There are six main types of hamsters: the Syrian hamster (the kind most people have as pets), winter whites, campbells, the Russian dwarf hamster (a hybrid of winter white and campbell hamsters), winter whites and campbells are two type of Russian ( despite what many pet shops say), the Chinese hamster, and the Roborovski hamster. The Chinese hamster has a long tail. All Syrian hamsters are the descendants of 12 baby hamsters found in Syria in 1930.
Pet hamsters like to live in cages with wood shavings or recycled newspaper (only if non-toxic). Fluffy bedding is dangerous for hamsters. Plain toilet paper is also a cheap, safe option, but not straw as it is very dry and they may choke on it. Hamsters eat mostly hamster food sold at a pet shop, but they also eat almost any vegetables and fruits in very tiny portions. Hamsters store food in the sides of their mouths.

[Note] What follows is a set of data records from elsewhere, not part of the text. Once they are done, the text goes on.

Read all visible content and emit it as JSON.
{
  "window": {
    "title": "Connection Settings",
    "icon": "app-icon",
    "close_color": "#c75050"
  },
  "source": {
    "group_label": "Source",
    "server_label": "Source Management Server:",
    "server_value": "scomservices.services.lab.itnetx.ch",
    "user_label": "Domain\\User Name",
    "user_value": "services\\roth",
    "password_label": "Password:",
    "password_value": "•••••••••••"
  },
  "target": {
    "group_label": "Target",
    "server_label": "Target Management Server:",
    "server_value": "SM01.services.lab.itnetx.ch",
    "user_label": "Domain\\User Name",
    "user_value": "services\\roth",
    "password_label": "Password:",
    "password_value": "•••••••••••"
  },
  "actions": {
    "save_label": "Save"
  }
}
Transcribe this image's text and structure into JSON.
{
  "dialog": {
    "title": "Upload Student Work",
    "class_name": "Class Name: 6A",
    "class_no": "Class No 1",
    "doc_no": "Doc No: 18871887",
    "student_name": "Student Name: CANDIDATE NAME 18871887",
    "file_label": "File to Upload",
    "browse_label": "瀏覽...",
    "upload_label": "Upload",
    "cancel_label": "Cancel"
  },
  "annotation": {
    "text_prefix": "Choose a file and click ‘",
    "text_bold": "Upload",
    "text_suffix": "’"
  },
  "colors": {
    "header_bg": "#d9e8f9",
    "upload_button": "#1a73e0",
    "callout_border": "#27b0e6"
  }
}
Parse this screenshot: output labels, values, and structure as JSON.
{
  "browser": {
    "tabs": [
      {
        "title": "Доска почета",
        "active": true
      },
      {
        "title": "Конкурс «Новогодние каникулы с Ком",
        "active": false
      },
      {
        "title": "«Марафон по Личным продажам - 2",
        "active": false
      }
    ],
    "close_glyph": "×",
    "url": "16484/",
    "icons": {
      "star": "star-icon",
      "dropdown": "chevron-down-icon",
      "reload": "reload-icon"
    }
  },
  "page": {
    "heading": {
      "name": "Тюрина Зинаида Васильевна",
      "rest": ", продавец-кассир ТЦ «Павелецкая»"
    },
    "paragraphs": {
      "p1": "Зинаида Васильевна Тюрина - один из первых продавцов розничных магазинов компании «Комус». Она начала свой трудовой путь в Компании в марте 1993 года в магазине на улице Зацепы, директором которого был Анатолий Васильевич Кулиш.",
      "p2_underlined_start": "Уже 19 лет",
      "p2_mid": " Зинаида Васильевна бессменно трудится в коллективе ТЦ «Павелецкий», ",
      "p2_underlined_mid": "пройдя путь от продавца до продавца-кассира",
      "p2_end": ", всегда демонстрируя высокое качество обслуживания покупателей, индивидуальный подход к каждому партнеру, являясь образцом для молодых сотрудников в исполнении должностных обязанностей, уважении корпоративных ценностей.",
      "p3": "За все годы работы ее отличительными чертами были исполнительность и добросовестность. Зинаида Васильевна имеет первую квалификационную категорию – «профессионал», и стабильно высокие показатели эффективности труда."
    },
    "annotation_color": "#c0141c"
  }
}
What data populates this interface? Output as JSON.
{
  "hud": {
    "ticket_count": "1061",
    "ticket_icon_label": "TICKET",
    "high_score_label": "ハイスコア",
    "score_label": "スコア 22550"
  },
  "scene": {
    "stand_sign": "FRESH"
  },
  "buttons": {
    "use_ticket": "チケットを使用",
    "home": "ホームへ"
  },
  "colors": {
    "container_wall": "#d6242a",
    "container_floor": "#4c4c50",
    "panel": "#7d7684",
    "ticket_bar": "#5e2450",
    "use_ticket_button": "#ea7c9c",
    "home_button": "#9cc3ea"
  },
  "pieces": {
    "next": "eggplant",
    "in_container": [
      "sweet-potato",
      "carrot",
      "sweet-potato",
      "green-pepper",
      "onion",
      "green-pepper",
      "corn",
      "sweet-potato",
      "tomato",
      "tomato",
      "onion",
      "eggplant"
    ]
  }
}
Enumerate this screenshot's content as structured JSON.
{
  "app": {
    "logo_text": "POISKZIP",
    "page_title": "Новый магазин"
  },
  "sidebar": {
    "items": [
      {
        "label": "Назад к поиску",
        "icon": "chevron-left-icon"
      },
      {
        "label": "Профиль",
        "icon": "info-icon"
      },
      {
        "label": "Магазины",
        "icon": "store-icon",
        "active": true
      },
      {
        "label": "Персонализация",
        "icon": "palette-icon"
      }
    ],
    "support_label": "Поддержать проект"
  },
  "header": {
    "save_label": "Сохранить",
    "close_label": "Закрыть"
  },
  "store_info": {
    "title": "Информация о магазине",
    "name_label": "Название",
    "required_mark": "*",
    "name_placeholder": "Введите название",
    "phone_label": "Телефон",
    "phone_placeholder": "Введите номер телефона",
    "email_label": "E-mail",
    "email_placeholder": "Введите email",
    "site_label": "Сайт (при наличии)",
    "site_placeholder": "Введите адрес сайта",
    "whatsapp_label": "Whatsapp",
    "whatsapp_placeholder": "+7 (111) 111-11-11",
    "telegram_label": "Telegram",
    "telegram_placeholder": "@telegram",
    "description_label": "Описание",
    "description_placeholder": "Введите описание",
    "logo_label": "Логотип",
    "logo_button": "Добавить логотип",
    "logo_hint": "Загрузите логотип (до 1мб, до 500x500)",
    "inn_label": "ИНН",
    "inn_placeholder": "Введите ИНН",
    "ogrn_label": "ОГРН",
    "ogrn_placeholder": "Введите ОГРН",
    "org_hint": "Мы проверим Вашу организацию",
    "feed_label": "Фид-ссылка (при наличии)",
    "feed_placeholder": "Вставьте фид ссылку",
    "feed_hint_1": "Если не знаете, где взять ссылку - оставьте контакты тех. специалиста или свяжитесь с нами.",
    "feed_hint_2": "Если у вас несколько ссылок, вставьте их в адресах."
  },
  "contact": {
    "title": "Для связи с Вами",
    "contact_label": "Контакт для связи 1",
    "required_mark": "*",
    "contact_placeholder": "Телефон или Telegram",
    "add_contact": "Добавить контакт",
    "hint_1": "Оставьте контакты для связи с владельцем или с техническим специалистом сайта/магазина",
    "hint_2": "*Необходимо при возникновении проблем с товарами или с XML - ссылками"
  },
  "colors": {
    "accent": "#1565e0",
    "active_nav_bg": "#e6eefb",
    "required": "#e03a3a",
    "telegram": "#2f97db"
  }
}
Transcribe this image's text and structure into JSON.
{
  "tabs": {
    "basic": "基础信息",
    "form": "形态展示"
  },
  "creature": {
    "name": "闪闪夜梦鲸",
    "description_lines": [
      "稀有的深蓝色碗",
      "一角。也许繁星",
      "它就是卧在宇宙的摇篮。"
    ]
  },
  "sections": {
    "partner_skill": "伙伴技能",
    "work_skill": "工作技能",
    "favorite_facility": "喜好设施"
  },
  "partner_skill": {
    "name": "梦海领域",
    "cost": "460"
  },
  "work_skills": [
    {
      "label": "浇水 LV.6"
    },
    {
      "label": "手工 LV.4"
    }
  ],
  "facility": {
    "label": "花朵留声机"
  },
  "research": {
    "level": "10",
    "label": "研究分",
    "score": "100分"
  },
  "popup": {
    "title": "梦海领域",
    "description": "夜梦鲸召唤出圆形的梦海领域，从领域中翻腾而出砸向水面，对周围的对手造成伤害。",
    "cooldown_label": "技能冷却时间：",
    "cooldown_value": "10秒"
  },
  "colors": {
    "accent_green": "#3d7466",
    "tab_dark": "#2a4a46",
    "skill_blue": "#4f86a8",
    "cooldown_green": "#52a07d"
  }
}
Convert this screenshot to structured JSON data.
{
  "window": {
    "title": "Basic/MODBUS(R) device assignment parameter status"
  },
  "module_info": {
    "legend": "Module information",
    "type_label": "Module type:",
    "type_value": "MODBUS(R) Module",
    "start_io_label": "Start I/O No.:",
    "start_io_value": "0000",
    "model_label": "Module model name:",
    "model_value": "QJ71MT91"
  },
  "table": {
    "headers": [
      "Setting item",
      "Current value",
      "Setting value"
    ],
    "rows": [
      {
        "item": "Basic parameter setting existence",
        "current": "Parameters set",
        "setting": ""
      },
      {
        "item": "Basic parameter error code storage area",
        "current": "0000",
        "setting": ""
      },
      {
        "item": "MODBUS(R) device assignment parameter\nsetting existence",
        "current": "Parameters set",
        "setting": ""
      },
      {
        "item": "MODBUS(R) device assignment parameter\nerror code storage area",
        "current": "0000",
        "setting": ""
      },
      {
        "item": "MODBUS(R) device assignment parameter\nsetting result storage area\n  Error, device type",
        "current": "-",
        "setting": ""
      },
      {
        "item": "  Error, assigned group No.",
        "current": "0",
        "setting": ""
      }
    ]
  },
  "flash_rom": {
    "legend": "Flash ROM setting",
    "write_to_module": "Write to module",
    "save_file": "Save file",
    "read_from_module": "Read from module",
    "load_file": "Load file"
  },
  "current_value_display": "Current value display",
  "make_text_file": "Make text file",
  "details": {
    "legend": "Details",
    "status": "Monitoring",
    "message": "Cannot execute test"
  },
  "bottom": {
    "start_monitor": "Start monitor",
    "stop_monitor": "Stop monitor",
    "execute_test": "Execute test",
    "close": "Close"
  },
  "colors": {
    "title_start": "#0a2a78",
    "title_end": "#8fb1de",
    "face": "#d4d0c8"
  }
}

Hamster teeth grow constantly. Wooden blocks and some hard food can be used for this. Most hamsters also have a wheel to run on for exercise. A 6 inch (Syrian) wheel is recommended for most dwarf hamsters, and at least an eight inch wheel for Syrians. Some people get other kinds of exercise equipment for their hamsters, like an empty ball that the hamster can roll around the floor or a long network of tubes with air holes for it to crawl through. They should live in an aquarium (without water) or cage. When letting your hamster out always keep an eye on it. Hamsters may look slow, but are truly very fast. Keep your hamster away from any electric wires, since they like to chew on them. Hamster are not recommended for young children.
Hamster Facts for Kids. Kiddle Encyclopedia.